**Items listed in a dataset**
---

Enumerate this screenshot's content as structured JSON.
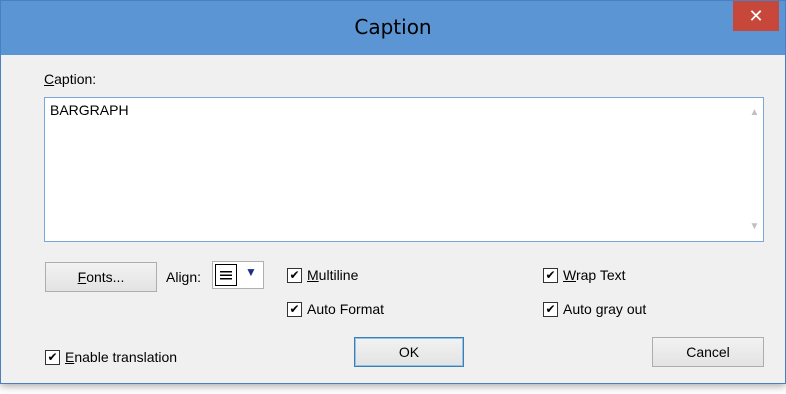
{
  "window": {
    "title": "Caption",
    "close_label": "✕"
  },
  "caption_label": {
    "accel": "C",
    "rest": "aption:"
  },
  "caption_text": "BARGRAPH",
  "buttons": {
    "fonts": {
      "accel": "F",
      "rest": "onts..."
    },
    "ok": "OK",
    "cancel": "Cancel"
  },
  "align": {
    "label": "Align:",
    "selected_icon": "align-justify-icon"
  },
  "checkboxes": {
    "multiline": {
      "accel": "M",
      "rest": "ultiline",
      "checked": true
    },
    "auto_format": {
      "label": "Auto Format",
      "checked": true
    },
    "wrap_text": {
      "accel": "W",
      "rest": "rap Text",
      "checked": true
    },
    "auto_gray_out": {
      "label": "Auto gray out",
      "checked": true
    },
    "enable_translation": {
      "accel": "E",
      "rest": "nable translation",
      "checked": true
    }
  },
  "check_mark": "✔",
  "colors": {
    "titlebar": "#5b95d4",
    "close_button": "#c7473a",
    "dialog_bg": "#f0f0f0",
    "default_button_border": "#3c7fb1"
  }
}
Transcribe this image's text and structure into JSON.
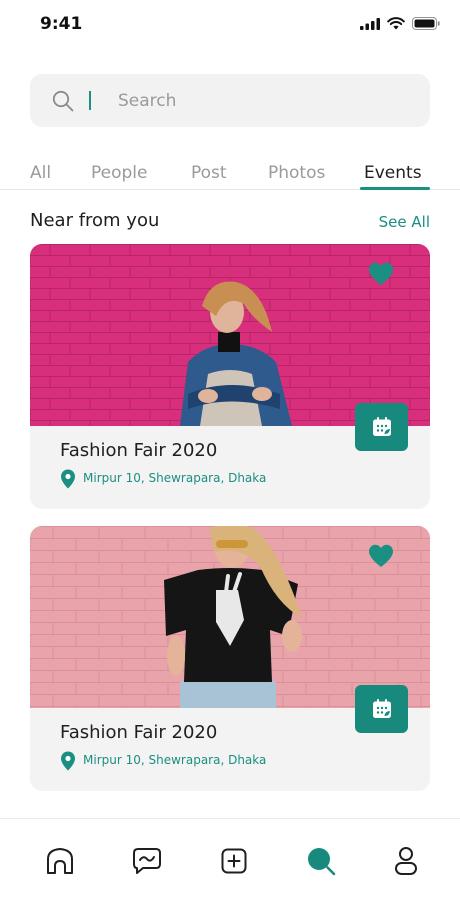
{
  "status_bar": {
    "time": "9:41"
  },
  "search": {
    "placeholder": "Search"
  },
  "tabs": [
    {
      "label": "All"
    },
    {
      "label": "People"
    },
    {
      "label": "Post"
    },
    {
      "label": "Photos"
    },
    {
      "label": "Events",
      "active": true
    }
  ],
  "section": {
    "title": "Near from you",
    "see_all": "See All"
  },
  "events": [
    {
      "title": "Fashion Fair 2020",
      "location": "Mirpur 10, Shewrapara, Dhaka"
    },
    {
      "title": "Fashion Fair 2020",
      "location": "Mirpur 10, Shewrapara, Dhaka"
    }
  ],
  "bottom_nav": [
    {
      "icon": "home-icon"
    },
    {
      "icon": "chat-icon"
    },
    {
      "icon": "add-icon"
    },
    {
      "icon": "search-icon",
      "active": true
    },
    {
      "icon": "profile-icon"
    }
  ],
  "colors": {
    "accent": "#178a7d",
    "card_bg": "#f3f3f3",
    "search_bg": "#f2f2f2"
  }
}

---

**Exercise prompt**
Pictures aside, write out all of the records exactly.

**Expected answer**
Enumerate this screenshot's content as structured JSON.
{
  "window": {
    "title": "Caption",
    "close_label": "✕"
  },
  "caption_label": {
    "accel": "C",
    "rest": "aption:"
  },
  "caption_text": "BARGRAPH",
  "buttons": {
    "fonts": {
      "accel": "F",
      "rest": "onts..."
    },
    "ok": "OK",
    "cancel": "Cancel"
  },
  "align": {
    "label": "Align:",
    "selected_icon": "align-justify-icon"
  },
  "checkboxes": {
    "multiline": {
      "accel": "M",
      "rest": "ultiline",
      "checked": true
    },
    "auto_format": {
      "label": "Auto Format",
      "checked": true
    },
    "wrap_text": {
      "accel": "W",
      "rest": "rap Text",
      "checked": true
    },
    "auto_gray_out": {
      "label": "Auto gray out",
      "checked": true
    },
    "enable_translation": {
      "accel": "E",
      "rest": "nable translation",
      "checked": true
    }
  },
  "check_mark": "✔",
  "colors": {
    "titlebar": "#5b95d4",
    "close_button": "#c7473a",
    "dialog_bg": "#f0f0f0",
    "default_button_border": "#3c7fb1"
  }
}
Transcribe this image's text and structure into JSON.
{
  "status_bar": {
    "time": "9:41"
  },
  "search": {
    "placeholder": "Search"
  },
  "tabs": [
    {
      "label": "All"
    },
    {
      "label": "People"
    },
    {
      "label": "Post"
    },
    {
      "label": "Photos"
    },
    {
      "label": "Events",
      "active": true
    }
  ],
  "section": {
    "title": "Near from you",
    "see_all": "See All"
  },
  "events": [
    {
      "title": "Fashion Fair 2020",
      "location": "Mirpur 10, Shewrapara, Dhaka"
    },
    {
      "title": "Fashion Fair 2020",
      "location": "Mirpur 10, Shewrapara, Dhaka"
    }
  ],
  "bottom_nav": [
    {
      "icon": "home-icon"
    },
    {
      "icon": "chat-icon"
    },
    {
      "icon": "add-icon"
    },
    {
      "icon": "search-icon",
      "active": true
    },
    {
      "icon": "profile-icon"
    }
  ],
  "colors": {
    "accent": "#178a7d",
    "card_bg": "#f3f3f3",
    "search_bg": "#f2f2f2"
  }
}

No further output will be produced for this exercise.